Dataset rows describing interfaces »

———

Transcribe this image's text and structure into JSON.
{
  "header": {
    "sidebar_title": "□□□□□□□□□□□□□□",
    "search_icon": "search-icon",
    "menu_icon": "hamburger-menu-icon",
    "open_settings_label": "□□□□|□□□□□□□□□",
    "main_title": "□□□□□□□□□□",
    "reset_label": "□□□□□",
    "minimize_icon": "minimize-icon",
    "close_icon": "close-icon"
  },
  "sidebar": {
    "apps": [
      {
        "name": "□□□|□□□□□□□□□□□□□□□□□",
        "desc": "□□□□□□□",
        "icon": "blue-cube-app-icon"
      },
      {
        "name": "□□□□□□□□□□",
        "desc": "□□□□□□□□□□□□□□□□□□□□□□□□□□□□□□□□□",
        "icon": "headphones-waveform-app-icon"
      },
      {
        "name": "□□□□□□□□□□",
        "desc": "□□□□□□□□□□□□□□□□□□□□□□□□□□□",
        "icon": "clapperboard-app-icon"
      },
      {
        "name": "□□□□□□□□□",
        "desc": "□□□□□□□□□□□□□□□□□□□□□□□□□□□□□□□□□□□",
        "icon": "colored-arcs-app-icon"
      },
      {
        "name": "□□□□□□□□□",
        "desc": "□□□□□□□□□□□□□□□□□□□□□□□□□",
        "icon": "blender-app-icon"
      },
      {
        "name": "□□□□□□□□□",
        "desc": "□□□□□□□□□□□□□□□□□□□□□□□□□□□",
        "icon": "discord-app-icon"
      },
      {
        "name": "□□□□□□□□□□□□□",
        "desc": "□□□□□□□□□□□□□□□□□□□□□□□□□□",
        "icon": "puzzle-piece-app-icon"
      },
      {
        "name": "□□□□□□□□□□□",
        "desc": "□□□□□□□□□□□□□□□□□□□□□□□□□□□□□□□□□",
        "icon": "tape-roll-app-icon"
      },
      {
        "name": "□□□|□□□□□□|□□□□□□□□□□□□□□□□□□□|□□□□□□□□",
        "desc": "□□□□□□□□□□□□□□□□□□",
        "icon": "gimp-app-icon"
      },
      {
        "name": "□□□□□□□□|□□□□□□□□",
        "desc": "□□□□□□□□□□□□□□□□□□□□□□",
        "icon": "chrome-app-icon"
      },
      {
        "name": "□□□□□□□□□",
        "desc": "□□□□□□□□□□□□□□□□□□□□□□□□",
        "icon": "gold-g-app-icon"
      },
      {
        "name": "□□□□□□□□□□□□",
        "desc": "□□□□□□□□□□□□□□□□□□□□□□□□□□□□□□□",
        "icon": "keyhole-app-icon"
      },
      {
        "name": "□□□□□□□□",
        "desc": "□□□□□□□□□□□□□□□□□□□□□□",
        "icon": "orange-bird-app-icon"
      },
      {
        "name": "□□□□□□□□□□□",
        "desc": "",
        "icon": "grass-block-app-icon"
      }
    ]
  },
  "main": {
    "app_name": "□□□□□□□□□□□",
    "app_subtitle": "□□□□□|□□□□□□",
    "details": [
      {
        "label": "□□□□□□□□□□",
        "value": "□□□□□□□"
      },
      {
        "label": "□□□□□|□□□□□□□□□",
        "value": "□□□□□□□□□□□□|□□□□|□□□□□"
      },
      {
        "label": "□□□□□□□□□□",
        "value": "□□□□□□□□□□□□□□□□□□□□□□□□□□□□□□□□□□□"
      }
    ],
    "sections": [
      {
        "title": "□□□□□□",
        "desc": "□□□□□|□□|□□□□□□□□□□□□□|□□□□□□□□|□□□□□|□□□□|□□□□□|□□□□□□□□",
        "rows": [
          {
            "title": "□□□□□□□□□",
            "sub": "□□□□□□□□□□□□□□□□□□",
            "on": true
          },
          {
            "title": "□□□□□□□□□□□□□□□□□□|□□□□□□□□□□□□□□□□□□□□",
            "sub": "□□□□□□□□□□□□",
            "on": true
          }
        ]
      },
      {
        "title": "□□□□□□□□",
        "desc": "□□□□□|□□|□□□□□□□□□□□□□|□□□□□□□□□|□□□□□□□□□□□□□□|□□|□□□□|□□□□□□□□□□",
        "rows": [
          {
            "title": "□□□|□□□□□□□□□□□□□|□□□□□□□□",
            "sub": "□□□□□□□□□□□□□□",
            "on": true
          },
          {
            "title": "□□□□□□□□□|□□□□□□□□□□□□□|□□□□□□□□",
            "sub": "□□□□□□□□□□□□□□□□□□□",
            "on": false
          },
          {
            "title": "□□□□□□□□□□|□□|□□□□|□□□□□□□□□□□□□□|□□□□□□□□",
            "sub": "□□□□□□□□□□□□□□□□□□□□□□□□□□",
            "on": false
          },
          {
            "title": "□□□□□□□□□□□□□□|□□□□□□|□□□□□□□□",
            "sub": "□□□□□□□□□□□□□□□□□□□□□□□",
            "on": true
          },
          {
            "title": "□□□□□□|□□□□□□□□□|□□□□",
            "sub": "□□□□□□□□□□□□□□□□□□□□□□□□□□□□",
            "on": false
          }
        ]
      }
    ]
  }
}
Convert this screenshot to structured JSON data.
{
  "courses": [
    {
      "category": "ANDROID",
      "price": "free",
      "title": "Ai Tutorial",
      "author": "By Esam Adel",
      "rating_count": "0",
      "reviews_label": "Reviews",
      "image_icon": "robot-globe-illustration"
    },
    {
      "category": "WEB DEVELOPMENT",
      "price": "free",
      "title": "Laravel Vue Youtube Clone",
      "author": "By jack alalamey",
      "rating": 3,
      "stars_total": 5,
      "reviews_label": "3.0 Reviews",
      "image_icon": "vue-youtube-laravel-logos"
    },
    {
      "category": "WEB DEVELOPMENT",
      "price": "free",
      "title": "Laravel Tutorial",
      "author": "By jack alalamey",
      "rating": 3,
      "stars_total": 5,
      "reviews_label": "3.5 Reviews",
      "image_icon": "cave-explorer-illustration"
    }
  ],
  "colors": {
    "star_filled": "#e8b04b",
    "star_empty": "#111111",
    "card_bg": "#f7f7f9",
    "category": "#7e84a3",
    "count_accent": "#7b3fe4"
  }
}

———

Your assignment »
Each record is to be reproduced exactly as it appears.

Problem solution »
Transcribe this image's text and structure into JSON.
{
  "header": {
    "sidebar_title": "□□□□□□□□□□□□□□",
    "search_icon": "search-icon",
    "menu_icon": "hamburger-menu-icon",
    "open_settings_label": "□□□□|□□□□□□□□□",
    "main_title": "□□□□□□□□□□",
    "reset_label": "□□□□□",
    "minimize_icon": "minimize-icon",
    "close_icon": "close-icon"
  },
  "sidebar": {
    "apps": [
      {
        "name": "□□□|□□□□□□□□□□□□□□□□□",
        "desc": "□□□□□□□",
        "icon": "blue-cube-app-icon"
      },
      {
        "name": "□□□□□□□□□□",
        "desc": "□□□□□□□□□□□□□□□□□□□□□□□□□□□□□□□□□",
        "icon": "headphones-waveform-app-icon"
      },
      {
        "name": "□□□□□□□□□□",
        "desc": "□□□□□□□□□□□□□□□□□□□□□□□□□□□",
        "icon": "clapperboard-app-icon"
      },
      {
        "name": "□□□□□□□□□",
        "desc": "□□□□□□□□□□□□□□□□□□□□□□□□□□□□□□□□□□□",
        "icon": "colored-arcs-app-icon"
      },
      {
        "name": "□□□□□□□□□",
        "desc": "□□□□□□□□□□□□□□□□□□□□□□□□□",
        "icon": "blender-app-icon"
      },
      {
        "name": "□□□□□□□□□",
        "desc": "□□□□□□□□□□□□□□□□□□□□□□□□□□□",
        "icon": "discord-app-icon"
      },
      {
        "name": "□□□□□□□□□□□□□",
        "desc": "□□□□□□□□□□□□□□□□□□□□□□□□□□",
        "icon": "puzzle-piece-app-icon"
      },
      {
        "name": "□□□□□□□□□□□",
        "desc": "□□□□□□□□□□□□□□□□□□□□□□□□□□□□□□□□□",
        "icon": "tape-roll-app-icon"
      },
      {
        "name": "□□□|□□□□□□|□□□□□□□□□□□□□□□□□□□|□□□□□□□□",
        "desc": "□□□□□□□□□□□□□□□□□□",
        "icon": "gimp-app-icon"
      },
      {
        "name": "□□□□□□□□|□□□□□□□□",
        "desc": "□□□□□□□□□□□□□□□□□□□□□□",
        "icon": "chrome-app-icon"
      },
      {
        "name": "□□□□□□□□□",
        "desc": "□□□□□□□□□□□□□□□□□□□□□□□□",
        "icon": "gold-g-app-icon"
      },
      {
        "name": "□□□□□□□□□□□□",
        "desc": "□□□□□□□□□□□□□□□□□□□□□□□□□□□□□□□",
        "icon": "keyhole-app-icon"
      },
      {
        "name": "□□□□□□□□",
        "desc": "□□□□□□□□□□□□□□□□□□□□□□",
        "icon": "orange-bird-app-icon"
      },
      {
        "name": "□□□□□□□□□□□",
        "desc": "",
        "icon": "grass-block-app-icon"
      }
    ]
  },
  "main": {
    "app_name": "□□□□□□□□□□□",
    "app_subtitle": "□□□□□|□□□□□□",
    "details": [
      {
        "label": "□□□□□□□□□□",
        "value": "□□□□□□□"
      },
      {
        "label": "□□□□□|□□□□□□□□□",
        "value": "□□□□□□□□□□□□|□□□□|□□□□□"
      },
      {
        "label": "□□□□□□□□□□",
        "value": "□□□□□□□□□□□□□□□□□□□□□□□□□□□□□□□□□□□"
      }
    ],
    "sections": [
      {
        "title": "□□□□□□",
        "desc": "□□□□□|□□|□□□□□□□□□□□□□|□□□□□□□□|□□□□□|□□□□|□□□□□|□□□□□□□□",
        "rows": [
          {
            "title": "□□□□□□□□□",
            "sub": "□□□□□□□□□□□□□□□□□□",
            "on": true
          },
          {
            "title": "□□□□□□□□□□□□□□□□□□|□□□□□□□□□□□□□□□□□□□□",
            "sub": "□□□□□□□□□□□□",
            "on": true
          }
        ]
      },
      {
        "title": "□□□□□□□□",
        "desc": "□□□□□|□□|□□□□□□□□□□□□□|□□□□□□□□□|□□□□□□□□□□□□□□|□□|□□□□|□□□□□□□□□□",
        "rows": [
          {
            "title": "□□□|□□□□□□□□□□□□□|□□□□□□□□",
            "sub": "□□□□□□□□□□□□□□",
            "on": true
          },
          {
            "title": "□□□□□□□□□|□□□□□□□□□□□□□|□□□□□□□□",
            "sub": "□□□□□□□□□□□□□□□□□□□",
            "on": false
          },
          {
            "title": "□□□□□□□□□□|□□|□□□□|□□□□□□□□□□□□□□|□□□□□□□□",
            "sub": "□□□□□□□□□□□□□□□□□□□□□□□□□□",
            "on": false
          },
          {
            "title": "□□□□□□□□□□□□□□|□□□□□□|□□□□□□□□",
            "sub": "□□□□□□□□□□□□□□□□□□□□□□□",
            "on": true
          },
          {
            "title": "□□□□□□|□□□□□□□□□|□□□□",
            "sub": "□□□□□□□□□□□□□□□□□□□□□□□□□□□□",
            "on": false
          }
        ]
      }
    ]
  }
}
Convert this screenshot to structured JSON data.
{
  "courses": [
    {
      "category": "ANDROID",
      "price": "free",
      "title": "Ai Tutorial",
      "author": "By Esam Adel",
      "rating_count": "0",
      "reviews_label": "Reviews",
      "image_icon": "robot-globe-illustration"
    },
    {
      "category": "WEB DEVELOPMENT",
      "price": "free",
      "title": "Laravel Vue Youtube Clone",
      "author": "By jack alalamey",
      "rating": 3,
      "stars_total": 5,
      "reviews_label": "3.0 Reviews",
      "image_icon": "vue-youtube-laravel-logos"
    },
    {
      "category": "WEB DEVELOPMENT",
      "price": "free",
      "title": "Laravel Tutorial",
      "author": "By jack alalamey",
      "rating": 3,
      "stars_total": 5,
      "reviews_label": "3.5 Reviews",
      "image_icon": "cave-explorer-illustration"
    }
  ],
  "colors": {
    "star_filled": "#e8b04b",
    "star_empty": "#111111",
    "card_bg": "#f7f7f9",
    "category": "#7e84a3",
    "count_accent": "#7b3fe4"
  }
}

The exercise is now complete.